Task to complete — An exact repetition of the data below, without images, is the expected answer.

Data records for software interfaces
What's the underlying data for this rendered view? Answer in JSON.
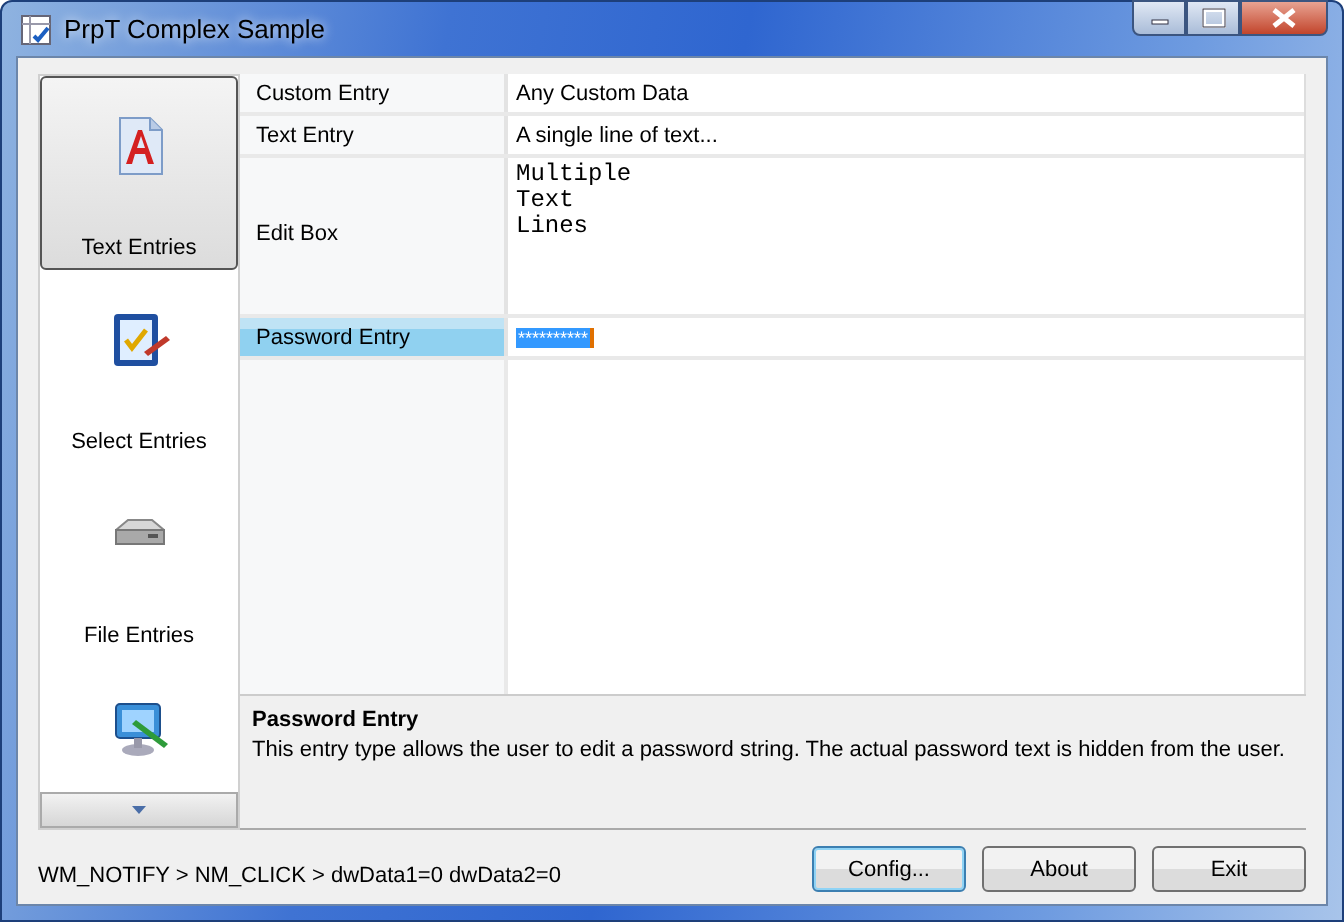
{
  "window": {
    "title": "PrpT Complex Sample"
  },
  "sidebar": {
    "items": [
      {
        "label": "Text Entries",
        "kind": "text",
        "selected": true
      },
      {
        "label": "Select Entries",
        "kind": "select",
        "selected": false
      },
      {
        "label": "File Entries",
        "kind": "file",
        "selected": false
      },
      {
        "kind": "monitor",
        "selected": false
      }
    ]
  },
  "properties": [
    {
      "name": "Custom Entry",
      "value": "Any Custom Data",
      "kind": "text",
      "selected": false
    },
    {
      "name": "Text Entry",
      "value": "A single line of text...",
      "kind": "text",
      "selected": false
    },
    {
      "name": "Edit Box",
      "value": "Multiple\nText\nLines",
      "kind": "multiline",
      "selected": false
    },
    {
      "name": "Password Entry",
      "value": "**********",
      "kind": "password",
      "selected": true
    }
  ],
  "description": {
    "title": "Password Entry",
    "text": "This entry type allows the user to edit a password string. The actual password text is hidden from the user."
  },
  "status_bar": "WM_NOTIFY > NM_CLICK > dwData1=0 dwData2=0",
  "buttons": [
    {
      "label": "Config...",
      "default": true
    },
    {
      "label": "About",
      "default": false
    },
    {
      "label": "Exit",
      "default": false
    }
  ]
}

Response —
What's the underlying data for this rendered view? Answer in JSON.
{
  "window": {
    "title": "PrpT Complex Sample"
  },
  "sidebar": {
    "items": [
      {
        "label": "Text Entries",
        "kind": "text",
        "selected": true
      },
      {
        "label": "Select Entries",
        "kind": "select",
        "selected": false
      },
      {
        "label": "File Entries",
        "kind": "file",
        "selected": false
      },
      {
        "kind": "monitor",
        "selected": false
      }
    ]
  },
  "properties": [
    {
      "name": "Custom Entry",
      "value": "Any Custom Data",
      "kind": "text",
      "selected": false
    },
    {
      "name": "Text Entry",
      "value": "A single line of text...",
      "kind": "text",
      "selected": false
    },
    {
      "name": "Edit Box",
      "value": "Multiple\nText\nLines",
      "kind": "multiline",
      "selected": false
    },
    {
      "name": "Password Entry",
      "value": "**********",
      "kind": "password",
      "selected": true
    }
  ],
  "description": {
    "title": "Password Entry",
    "text": "This entry type allows the user to edit a password string. The actual password text is hidden from the user."
  },
  "status_bar": "WM_NOTIFY > NM_CLICK > dwData1=0 dwData2=0",
  "buttons": [
    {
      "label": "Config...",
      "default": true
    },
    {
      "label": "About",
      "default": false
    },
    {
      "label": "Exit",
      "default": false
    }
  ]
}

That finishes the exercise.